Volume 8, which collects issues 19-25, finishes the series and its exploration of the bonds created by two men of very diverse cultural backgrounds. As with previous volumes, historically accurate details are interwoven with the personal stories of the Lone Ranger and Tonto to give a humanistic side to a pair most know as a caricature. The ranger and his companion are fleshed out and given nuances and backgrounds; easy answers are avoided and their moral decisions, for right or wrong, explored.
Story: this volume again collects several short stories, each exploring a specific theme: the affect of tourist buffalo hunting on Native Americans, train robbers whose goal is to help Indians fight back by hijacking weapons, a family lost in the snow in Denver with a newborn, Tonto’s horse, the death of an historic Abilene sheriff, a native woman who is about to be hanged for not bringing rain as she promised to a drought stricken land, and revenge/betrayal on a posse.
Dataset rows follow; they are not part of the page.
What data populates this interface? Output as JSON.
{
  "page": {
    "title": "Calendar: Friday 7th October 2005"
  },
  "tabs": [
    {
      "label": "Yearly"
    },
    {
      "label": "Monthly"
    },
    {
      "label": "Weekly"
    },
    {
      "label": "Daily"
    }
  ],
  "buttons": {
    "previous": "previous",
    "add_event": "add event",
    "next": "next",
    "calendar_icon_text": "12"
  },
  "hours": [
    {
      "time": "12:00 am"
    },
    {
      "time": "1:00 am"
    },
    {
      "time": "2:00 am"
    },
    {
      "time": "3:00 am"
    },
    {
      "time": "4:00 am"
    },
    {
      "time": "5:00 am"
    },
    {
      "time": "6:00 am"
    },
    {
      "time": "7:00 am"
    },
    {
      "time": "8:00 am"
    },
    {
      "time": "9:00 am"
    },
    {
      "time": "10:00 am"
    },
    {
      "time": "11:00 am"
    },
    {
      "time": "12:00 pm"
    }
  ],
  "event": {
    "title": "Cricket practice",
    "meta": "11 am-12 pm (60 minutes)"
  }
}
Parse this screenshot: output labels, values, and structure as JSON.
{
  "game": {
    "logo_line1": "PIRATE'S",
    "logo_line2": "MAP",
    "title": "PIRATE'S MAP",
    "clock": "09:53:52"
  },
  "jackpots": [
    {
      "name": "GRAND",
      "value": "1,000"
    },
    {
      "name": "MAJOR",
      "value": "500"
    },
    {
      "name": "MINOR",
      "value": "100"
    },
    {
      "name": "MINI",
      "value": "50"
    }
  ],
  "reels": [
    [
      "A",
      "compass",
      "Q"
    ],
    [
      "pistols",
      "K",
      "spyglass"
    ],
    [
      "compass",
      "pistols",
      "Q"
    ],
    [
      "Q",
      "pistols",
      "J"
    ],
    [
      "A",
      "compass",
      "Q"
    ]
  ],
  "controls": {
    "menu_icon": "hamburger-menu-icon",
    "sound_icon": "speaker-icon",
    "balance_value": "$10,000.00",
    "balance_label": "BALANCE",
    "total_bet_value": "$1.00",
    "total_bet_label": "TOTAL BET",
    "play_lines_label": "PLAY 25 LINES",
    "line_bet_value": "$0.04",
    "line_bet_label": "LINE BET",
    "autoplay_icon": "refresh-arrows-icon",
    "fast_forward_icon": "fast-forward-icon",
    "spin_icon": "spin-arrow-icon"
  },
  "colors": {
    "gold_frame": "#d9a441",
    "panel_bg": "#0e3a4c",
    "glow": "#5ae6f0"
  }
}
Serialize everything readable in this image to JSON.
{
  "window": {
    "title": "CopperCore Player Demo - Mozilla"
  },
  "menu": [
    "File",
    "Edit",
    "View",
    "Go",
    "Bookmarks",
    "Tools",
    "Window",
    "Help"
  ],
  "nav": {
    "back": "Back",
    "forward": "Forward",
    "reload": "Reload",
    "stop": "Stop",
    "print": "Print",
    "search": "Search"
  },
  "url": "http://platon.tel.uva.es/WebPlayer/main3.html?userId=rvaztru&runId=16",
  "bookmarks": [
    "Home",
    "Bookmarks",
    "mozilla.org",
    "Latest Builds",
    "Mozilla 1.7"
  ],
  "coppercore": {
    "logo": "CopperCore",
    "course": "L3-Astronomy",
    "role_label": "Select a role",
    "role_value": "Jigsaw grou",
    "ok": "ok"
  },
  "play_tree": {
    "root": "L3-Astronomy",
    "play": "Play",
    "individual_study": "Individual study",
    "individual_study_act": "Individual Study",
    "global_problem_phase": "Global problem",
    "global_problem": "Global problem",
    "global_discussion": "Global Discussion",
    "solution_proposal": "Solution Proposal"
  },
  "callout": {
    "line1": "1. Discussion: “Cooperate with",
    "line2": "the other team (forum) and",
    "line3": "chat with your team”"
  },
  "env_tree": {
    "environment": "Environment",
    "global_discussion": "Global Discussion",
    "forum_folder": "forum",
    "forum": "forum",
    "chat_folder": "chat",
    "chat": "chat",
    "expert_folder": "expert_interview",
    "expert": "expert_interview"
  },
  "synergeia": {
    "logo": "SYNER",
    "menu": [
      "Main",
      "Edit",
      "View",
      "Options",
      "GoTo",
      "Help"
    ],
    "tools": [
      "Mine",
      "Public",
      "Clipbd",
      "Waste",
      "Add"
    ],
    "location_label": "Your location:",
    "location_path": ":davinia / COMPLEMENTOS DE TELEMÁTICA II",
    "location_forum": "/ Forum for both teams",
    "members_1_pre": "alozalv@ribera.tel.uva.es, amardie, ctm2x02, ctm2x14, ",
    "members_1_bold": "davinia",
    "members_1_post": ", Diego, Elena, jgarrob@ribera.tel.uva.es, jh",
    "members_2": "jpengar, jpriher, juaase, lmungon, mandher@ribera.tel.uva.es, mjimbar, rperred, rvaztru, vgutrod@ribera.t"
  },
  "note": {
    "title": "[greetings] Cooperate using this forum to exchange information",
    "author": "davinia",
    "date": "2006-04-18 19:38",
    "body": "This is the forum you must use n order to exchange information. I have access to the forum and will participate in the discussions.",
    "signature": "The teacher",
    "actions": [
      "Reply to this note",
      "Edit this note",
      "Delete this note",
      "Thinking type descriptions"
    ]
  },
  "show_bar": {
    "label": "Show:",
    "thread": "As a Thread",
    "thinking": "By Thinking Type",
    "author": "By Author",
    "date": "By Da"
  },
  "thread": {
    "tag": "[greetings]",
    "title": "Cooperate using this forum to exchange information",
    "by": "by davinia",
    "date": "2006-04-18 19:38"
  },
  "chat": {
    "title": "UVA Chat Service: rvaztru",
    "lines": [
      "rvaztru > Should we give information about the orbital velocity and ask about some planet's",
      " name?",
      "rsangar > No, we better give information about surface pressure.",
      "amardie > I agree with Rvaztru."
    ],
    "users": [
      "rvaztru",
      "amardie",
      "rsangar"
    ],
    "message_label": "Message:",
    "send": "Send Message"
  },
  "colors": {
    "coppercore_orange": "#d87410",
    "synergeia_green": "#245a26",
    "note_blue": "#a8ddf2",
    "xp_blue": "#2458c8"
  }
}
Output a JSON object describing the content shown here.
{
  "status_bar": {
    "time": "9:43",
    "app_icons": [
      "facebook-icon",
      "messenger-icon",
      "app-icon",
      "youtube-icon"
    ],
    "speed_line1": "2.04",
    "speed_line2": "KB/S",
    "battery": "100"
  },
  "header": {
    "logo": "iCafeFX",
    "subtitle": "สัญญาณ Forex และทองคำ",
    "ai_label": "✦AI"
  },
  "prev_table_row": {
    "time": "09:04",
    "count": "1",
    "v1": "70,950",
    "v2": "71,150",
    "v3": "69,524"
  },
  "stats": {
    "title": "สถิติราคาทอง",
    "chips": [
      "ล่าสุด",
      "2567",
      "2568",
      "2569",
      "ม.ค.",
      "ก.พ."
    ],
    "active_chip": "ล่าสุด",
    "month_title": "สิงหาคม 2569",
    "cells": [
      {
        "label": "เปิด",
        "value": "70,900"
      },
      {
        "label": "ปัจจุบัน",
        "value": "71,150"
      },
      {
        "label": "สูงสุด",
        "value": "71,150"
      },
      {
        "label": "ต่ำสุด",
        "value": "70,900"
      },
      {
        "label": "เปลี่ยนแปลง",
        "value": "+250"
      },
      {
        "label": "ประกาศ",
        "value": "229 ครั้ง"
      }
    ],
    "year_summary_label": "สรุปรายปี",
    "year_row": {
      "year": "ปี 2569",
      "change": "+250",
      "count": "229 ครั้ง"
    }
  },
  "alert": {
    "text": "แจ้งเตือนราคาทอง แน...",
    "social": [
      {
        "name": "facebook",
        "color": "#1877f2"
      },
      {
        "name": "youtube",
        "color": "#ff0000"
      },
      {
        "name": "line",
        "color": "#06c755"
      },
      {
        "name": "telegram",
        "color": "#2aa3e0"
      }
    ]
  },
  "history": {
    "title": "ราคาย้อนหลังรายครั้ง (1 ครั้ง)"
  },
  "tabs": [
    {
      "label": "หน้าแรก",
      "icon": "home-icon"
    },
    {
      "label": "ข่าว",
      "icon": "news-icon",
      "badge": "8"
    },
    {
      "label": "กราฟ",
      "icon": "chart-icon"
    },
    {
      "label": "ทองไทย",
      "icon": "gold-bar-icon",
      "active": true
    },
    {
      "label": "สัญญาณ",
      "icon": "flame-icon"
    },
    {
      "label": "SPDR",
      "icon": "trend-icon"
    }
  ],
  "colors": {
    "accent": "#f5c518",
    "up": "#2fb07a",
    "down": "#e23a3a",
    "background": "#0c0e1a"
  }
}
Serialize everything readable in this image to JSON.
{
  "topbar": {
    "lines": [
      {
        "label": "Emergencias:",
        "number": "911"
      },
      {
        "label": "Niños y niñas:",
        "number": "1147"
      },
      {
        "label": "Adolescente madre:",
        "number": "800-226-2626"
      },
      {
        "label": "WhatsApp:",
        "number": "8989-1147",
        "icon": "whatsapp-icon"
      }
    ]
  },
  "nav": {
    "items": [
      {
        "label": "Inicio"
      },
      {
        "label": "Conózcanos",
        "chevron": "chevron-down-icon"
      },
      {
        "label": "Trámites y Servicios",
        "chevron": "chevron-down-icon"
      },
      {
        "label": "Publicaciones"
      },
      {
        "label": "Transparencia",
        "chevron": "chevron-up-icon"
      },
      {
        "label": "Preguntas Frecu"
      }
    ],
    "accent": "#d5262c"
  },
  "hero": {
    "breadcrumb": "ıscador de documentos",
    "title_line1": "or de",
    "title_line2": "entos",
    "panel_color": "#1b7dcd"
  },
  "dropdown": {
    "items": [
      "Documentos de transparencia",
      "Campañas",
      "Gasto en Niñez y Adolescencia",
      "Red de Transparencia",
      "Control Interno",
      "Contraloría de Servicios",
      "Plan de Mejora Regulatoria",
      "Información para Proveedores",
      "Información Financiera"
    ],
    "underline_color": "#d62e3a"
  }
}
At 178 pages, there is a lot here to enjoy. The stories may sound simple but each is a complex tale with historical, physical, mental, and philosophical implications. E.g., Tonto can stop a train being robbed, innocent killed, but when he learns that it is being done to help Indians and get them weapons to defense themselves, should he still be on the side of the ‘law’ knowing he is helping the genocide of his own people? Or a ‘Wild Bill” type showmaster will have to grapple with his own guilt about making money through bringing tourists to shoot at buffalo from a moving train – destroying a species and impoverishing natives in the process. Issues of god(s), faith, and hope come up often in each of the stories.
This is definitely a title for the mature and one well worth reading from start to conclusion. Events/characters from stories in earlier issues often have importance later; the man Tonto decides not to kill in issue 6 may just end up going on to kill even more later in issue 20.
28 issues is a good run and kept the series from becoming too long or stretched out, yet of sufficient length to let stories overlap in the years 1870 and 1871, from Texas to Kansas, Oklahoma to Denver. Well worth a read for the historical aspects as well as the superb character studies.
Reviewed from an ARC.